[Your instructions]: Pull every line of the entries that has the word "Application".

[Material to process]:
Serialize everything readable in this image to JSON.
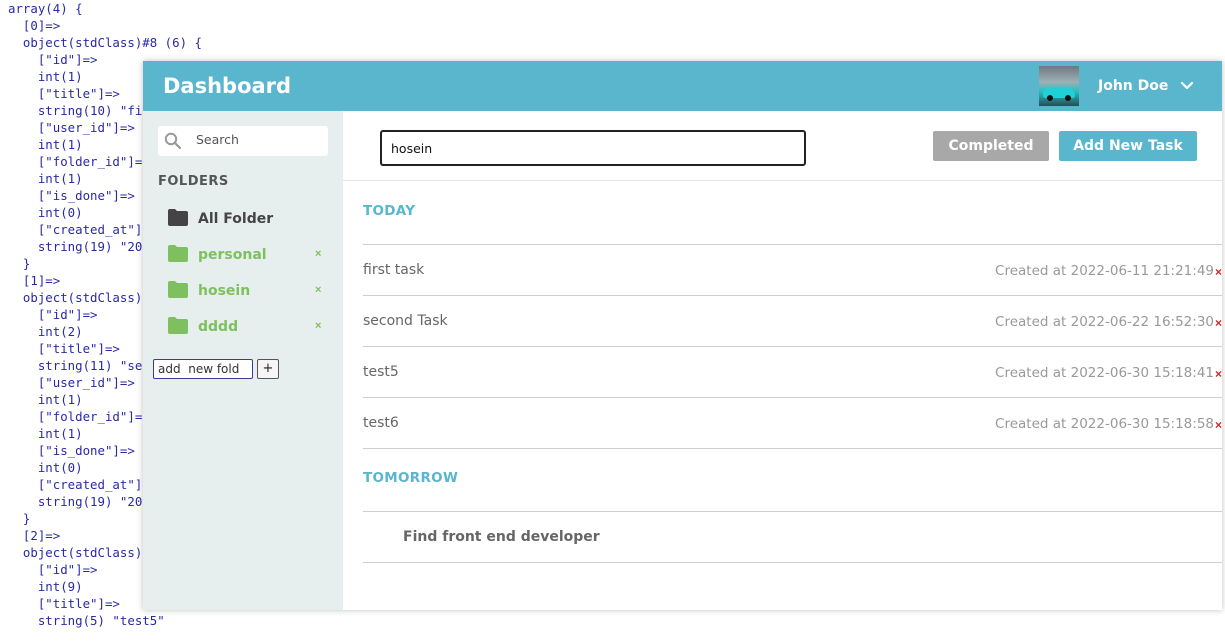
{
  "background_dump": [
    "array(4) {",
    "  [0]=>",
    "  object(stdClass)#8 (6) {",
    "    [\"id\"]=>",
    "    int(1)",
    "    [\"title\"]=>",
    "    string(10) \"fi",
    "    [\"user_id\"]=>",
    "    int(1)",
    "    [\"folder_id\"]=",
    "    int(1)",
    "    [\"is_done\"]=>",
    "    int(0)",
    "    [\"created_at\"]",
    "    string(19) \"20",
    "  }",
    "  [1]=>",
    "  object(stdClass)",
    "    [\"id\"]=>",
    "    int(2)",
    "    [\"title\"]=>",
    "    string(11) \"se",
    "    [\"user_id\"]=>",
    "    int(1)",
    "    [\"folder_id\"]=",
    "    int(1)",
    "    [\"is_done\"]=>",
    "    int(0)",
    "    [\"created_at\"]",
    "    string(19) \"20",
    "  }",
    "  [2]=>",
    "  object(stdClass)",
    "    [\"id\"]=>",
    "    int(9)",
    "    [\"title\"]=>",
    "    string(5) \"test5\""
  ],
  "header": {
    "title": "Dashboard",
    "user_name": "John Doe",
    "user_menu_icon": "chevron-down-icon",
    "color": "#59b6cd"
  },
  "sidebar": {
    "search_placeholder": "Search",
    "folders_heading": "FOLDERS",
    "folders": [
      {
        "label": "All Folder",
        "color": "#444444",
        "deletable": false
      },
      {
        "label": "personal",
        "color": "#7ec05f",
        "deletable": true
      },
      {
        "label": "hosein",
        "color": "#7ec05f",
        "deletable": true
      },
      {
        "label": "dddd",
        "color": "#7ec05f",
        "deletable": true
      }
    ],
    "delete_symbol": "×",
    "new_folder_value": "add  new fold",
    "new_folder_button": "+"
  },
  "main": {
    "task_input_value": "hosein",
    "completed_label": "Completed",
    "add_task_label": "Add New Task",
    "groups": [
      {
        "title": "TODAY",
        "tasks": [
          {
            "title": "first task",
            "date": "Created at 2022-06-11 21:21:49"
          },
          {
            "title": "second Task",
            "date": "Created at 2022-06-22 16:52:30"
          },
          {
            "title": "test5",
            "date": "Created at 2022-06-30 15:18:41"
          },
          {
            "title": "test6",
            "date": "Created at 2022-06-30 15:18:58"
          }
        ]
      },
      {
        "title": "TOMORROW",
        "tasks": [
          {
            "title": "Find front end developer"
          }
        ]
      }
    ],
    "delete_symbol": "×"
  }
}
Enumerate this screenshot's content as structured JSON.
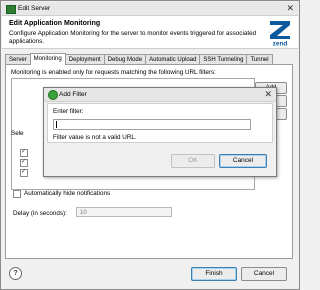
{
  "window": {
    "title": "Edit Server",
    "close_symbol": "✕"
  },
  "header": {
    "title": "Edit Application Monitoring",
    "description": "Configure Application Monitoring for the server to monitor events triggered for associated applications.",
    "logo_text": "zend"
  },
  "tabs": [
    {
      "label": "Server",
      "active": false
    },
    {
      "label": "Monitoring",
      "active": true
    },
    {
      "label": "Deployment",
      "active": false
    },
    {
      "label": "Debug Mode",
      "active": false
    },
    {
      "label": "Automatic Upload",
      "active": false
    },
    {
      "label": "SSH Tunneling",
      "active": false
    },
    {
      "label": "Tunnel",
      "active": false
    }
  ],
  "monitoring": {
    "filters_label": "Monitoring is enabled only for requests matching the following URL filters:",
    "add_button": "Add",
    "select_label": "Sele",
    "auto_hide_label": "Automatically hide notifications",
    "delay_label": "Delay (in seconds):",
    "delay_value": "10"
  },
  "footer": {
    "help_symbol": "?",
    "finish_label": "Finish",
    "cancel_label": "Cancel"
  },
  "dialog": {
    "title": "Add Filter",
    "close_symbol": "✕",
    "field_label": "Enter filter:",
    "value": "",
    "error": "Filter value is not a valid URL.",
    "ok_label": "OK",
    "cancel_label": "Cancel"
  },
  "colors": {
    "logo": "#0b5a9e",
    "dialog_icon": "#3aa23a",
    "default_button_border": "#3c7fb1"
  },
  "icons": {
    "window": "server-icon",
    "dialog": "green-circle-icon",
    "help": "help-icon"
  }
}
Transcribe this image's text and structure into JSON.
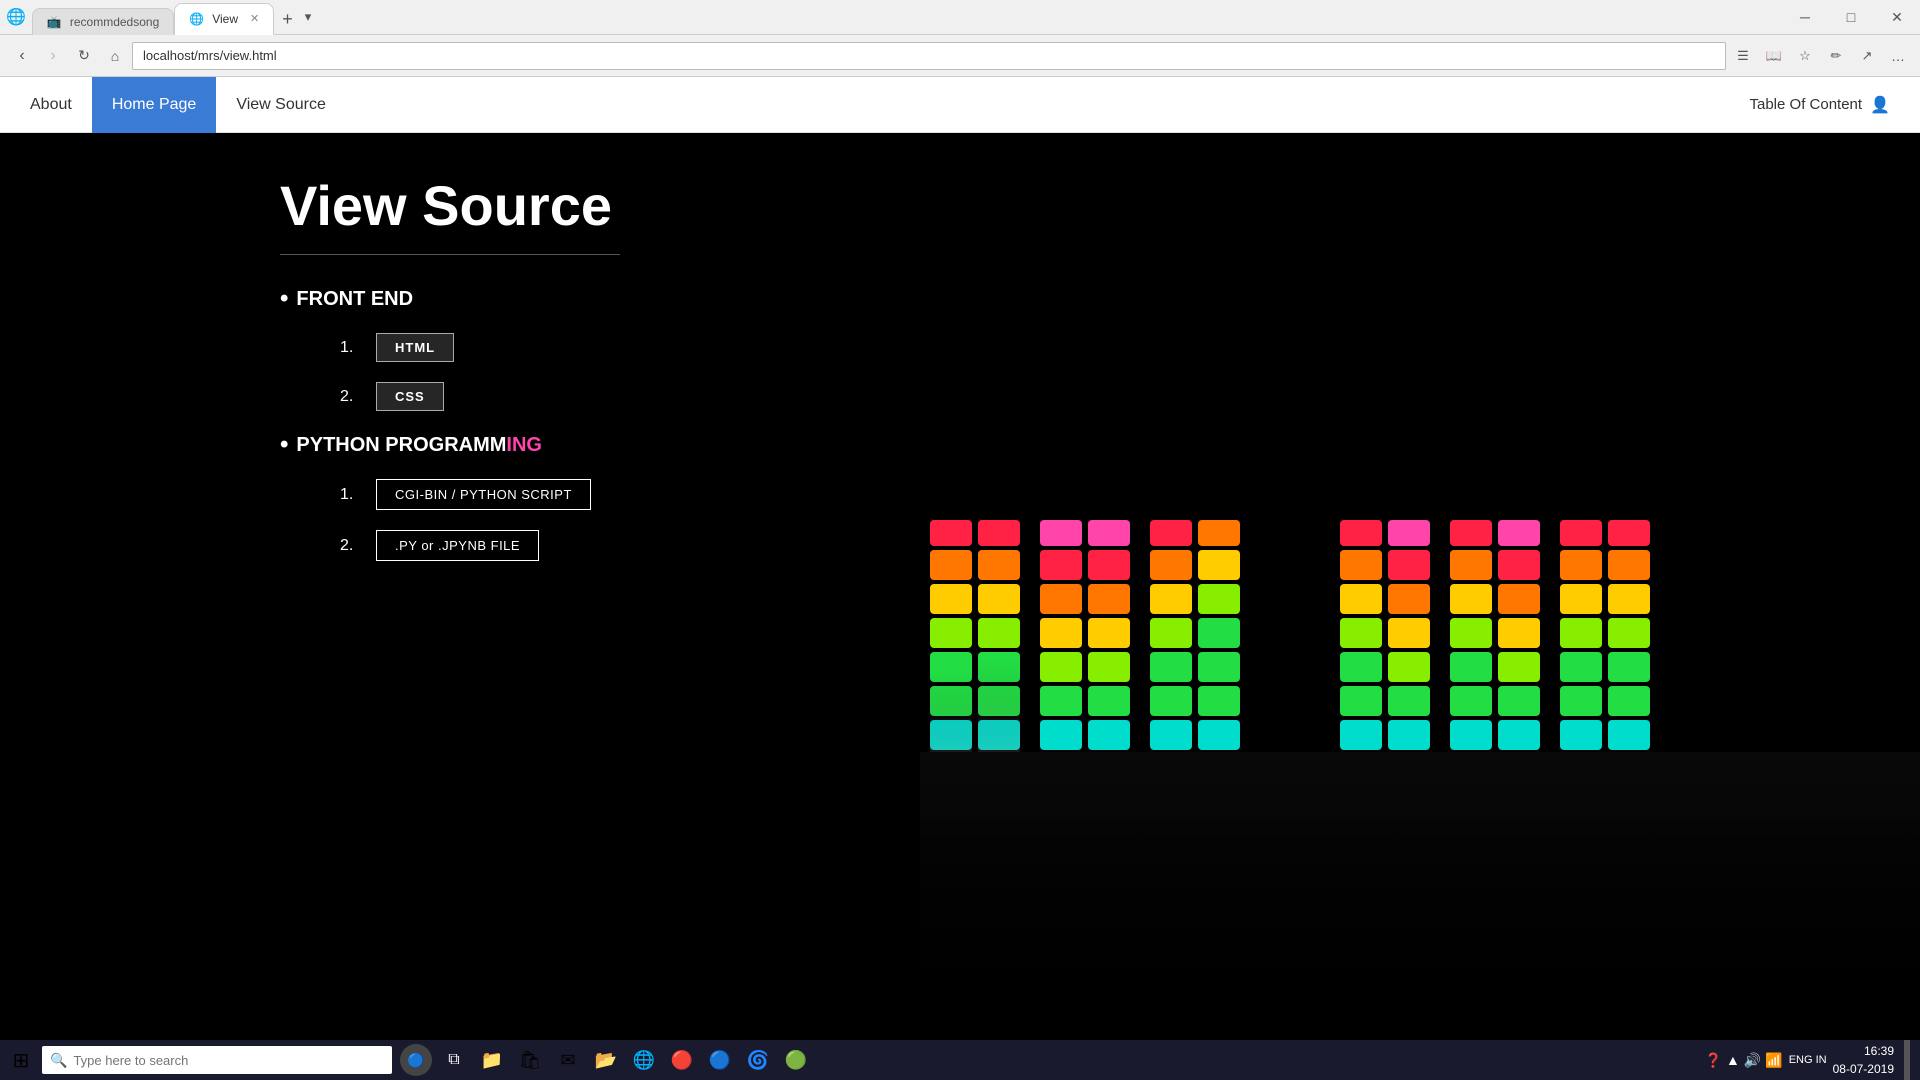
{
  "browser": {
    "tabs": [
      {
        "label": "recommdedsong",
        "active": false,
        "icon": "🎵"
      },
      {
        "label": "View",
        "active": true,
        "icon": "🌐"
      }
    ],
    "address": "localhost/mrs/view.html",
    "window_controls": [
      "─",
      "□",
      "✕"
    ]
  },
  "nav": {
    "items": [
      {
        "label": "About",
        "active": false
      },
      {
        "label": "Home Page",
        "active": true
      },
      {
        "label": "View Source",
        "active": false
      }
    ],
    "right": "Table Of Content"
  },
  "main": {
    "title": "View Source",
    "sections": [
      {
        "heading": "FRONT END",
        "items": [
          {
            "num": "1.",
            "label": "HTML"
          },
          {
            "num": "2.",
            "label": "CSS"
          }
        ]
      },
      {
        "heading": "PYTHON PROGRAMMING",
        "items": [
          {
            "num": "1.",
            "label": "CGI-BIN / PYTHON SCRIPT"
          },
          {
            "num": "2.",
            "label": ".PY or .JPYNB FILE"
          }
        ]
      }
    ]
  },
  "taskbar": {
    "search_placeholder": "Type here to search",
    "time": "16:39",
    "date": "08-07-2019",
    "lang": "ENG\nIN"
  }
}
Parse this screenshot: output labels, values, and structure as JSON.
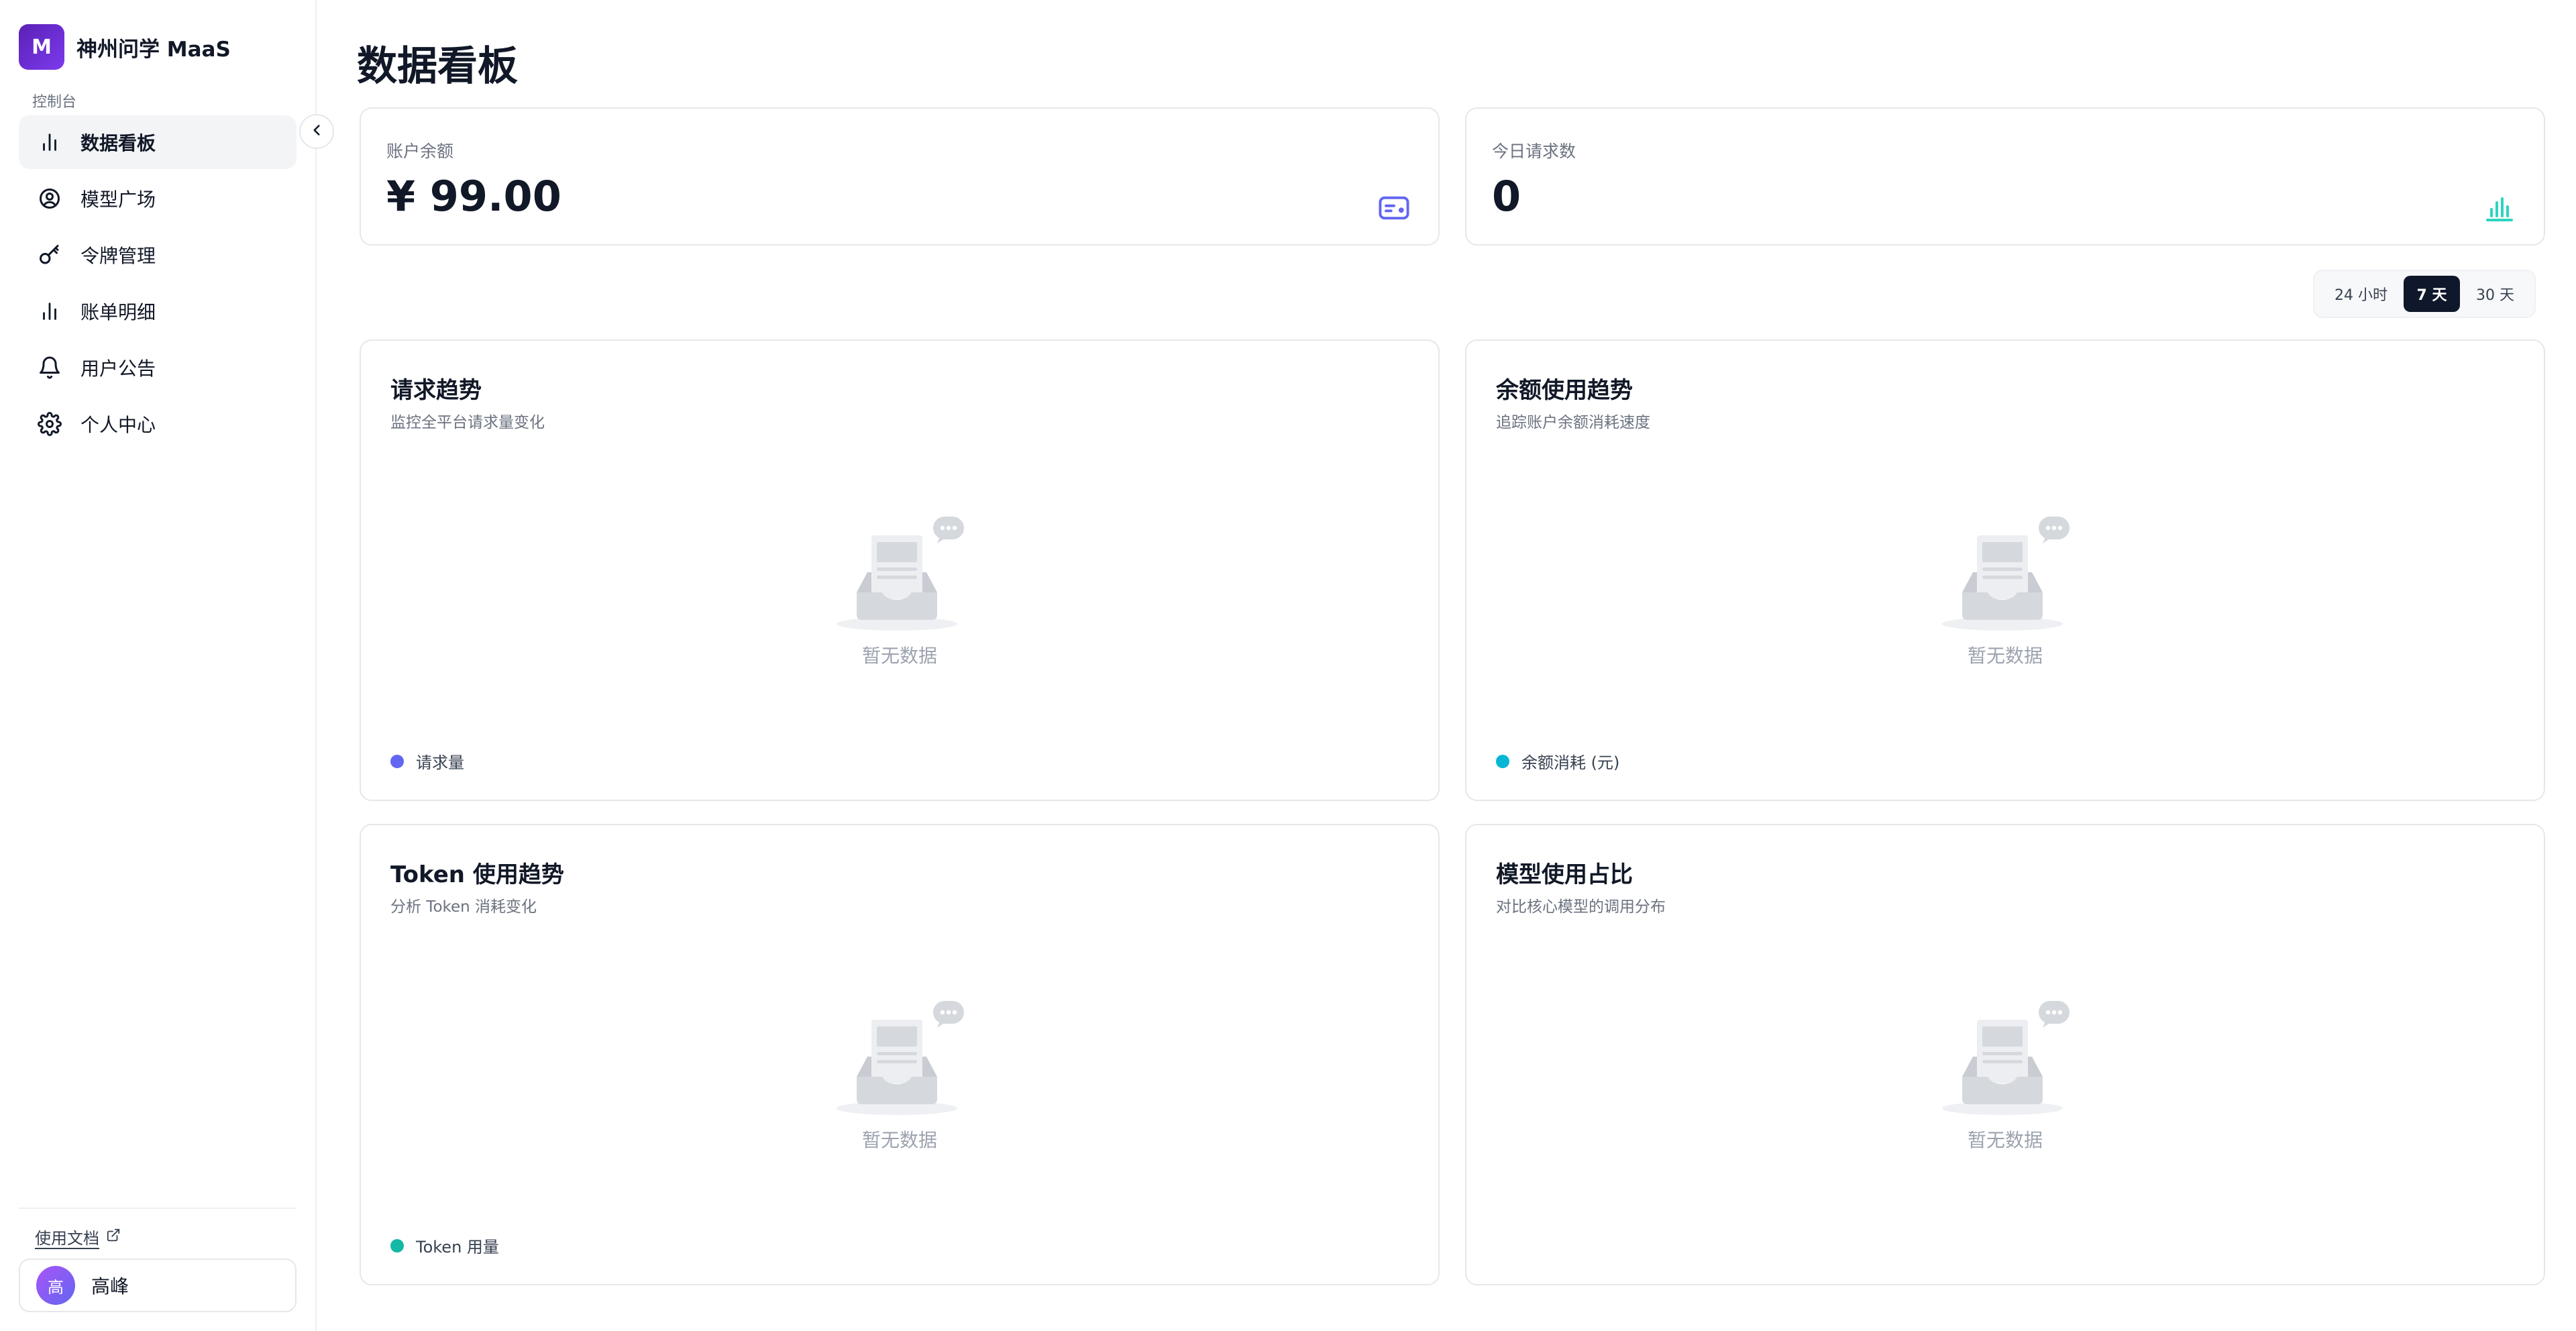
{
  "sidebar": {
    "brand_logo": "M",
    "brand_name": "神州问学 MaaS",
    "section_label": "控制台",
    "items": [
      {
        "label": "数据看板",
        "icon": "bar-chart-icon",
        "active": true
      },
      {
        "label": "模型广场",
        "icon": "user-circle-icon",
        "active": false
      },
      {
        "label": "令牌管理",
        "icon": "key-icon",
        "active": false
      },
      {
        "label": "账单明细",
        "icon": "bar-chart-icon",
        "active": false
      },
      {
        "label": "用户公告",
        "icon": "bell-icon",
        "active": false
      },
      {
        "label": "个人中心",
        "icon": "gear-icon",
        "active": false
      }
    ],
    "docs_link": "使用文档",
    "user": {
      "avatar_text": "高",
      "name": "高峰"
    }
  },
  "page": {
    "title": "数据看板"
  },
  "stats": [
    {
      "label": "账户余额",
      "value": "¥ 99.00",
      "icon": "wallet-card-icon",
      "icon_color": "#6366f1"
    },
    {
      "label": "今日请求数",
      "value": "0",
      "icon": "bar-chart-icon",
      "icon_color": "#2dd4bf"
    }
  ],
  "range": {
    "options": [
      "24 小时",
      "7 天",
      "30 天"
    ],
    "selected": "7 天"
  },
  "charts": [
    {
      "title": "请求趋势",
      "subtitle": "监控全平台请求量变化",
      "empty_text": "暂无数据",
      "legend": "请求量",
      "legend_color": "#6366f1"
    },
    {
      "title": "余额使用趋势",
      "subtitle": "追踪账户余额消耗速度",
      "empty_text": "暂无数据",
      "legend": "余额消耗 (元)",
      "legend_color": "#06b6d4"
    },
    {
      "title": "Token 使用趋势",
      "subtitle": "分析 Token 消耗变化",
      "empty_text": "暂无数据",
      "legend": "Token 用量",
      "legend_color": "#14b8a6"
    },
    {
      "title": "模型使用占比",
      "subtitle": "对比核心模型的调用分布",
      "empty_text": "暂无数据",
      "legend": "",
      "legend_color": ""
    }
  ],
  "colors": {
    "accent": "#0f172a",
    "brand": "#6d28d9"
  }
}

[Result]:
    "title": "Edit Application Monitoring",
    "description": "Configure Application Monitoring for the server to monitor events triggered for associated applications.",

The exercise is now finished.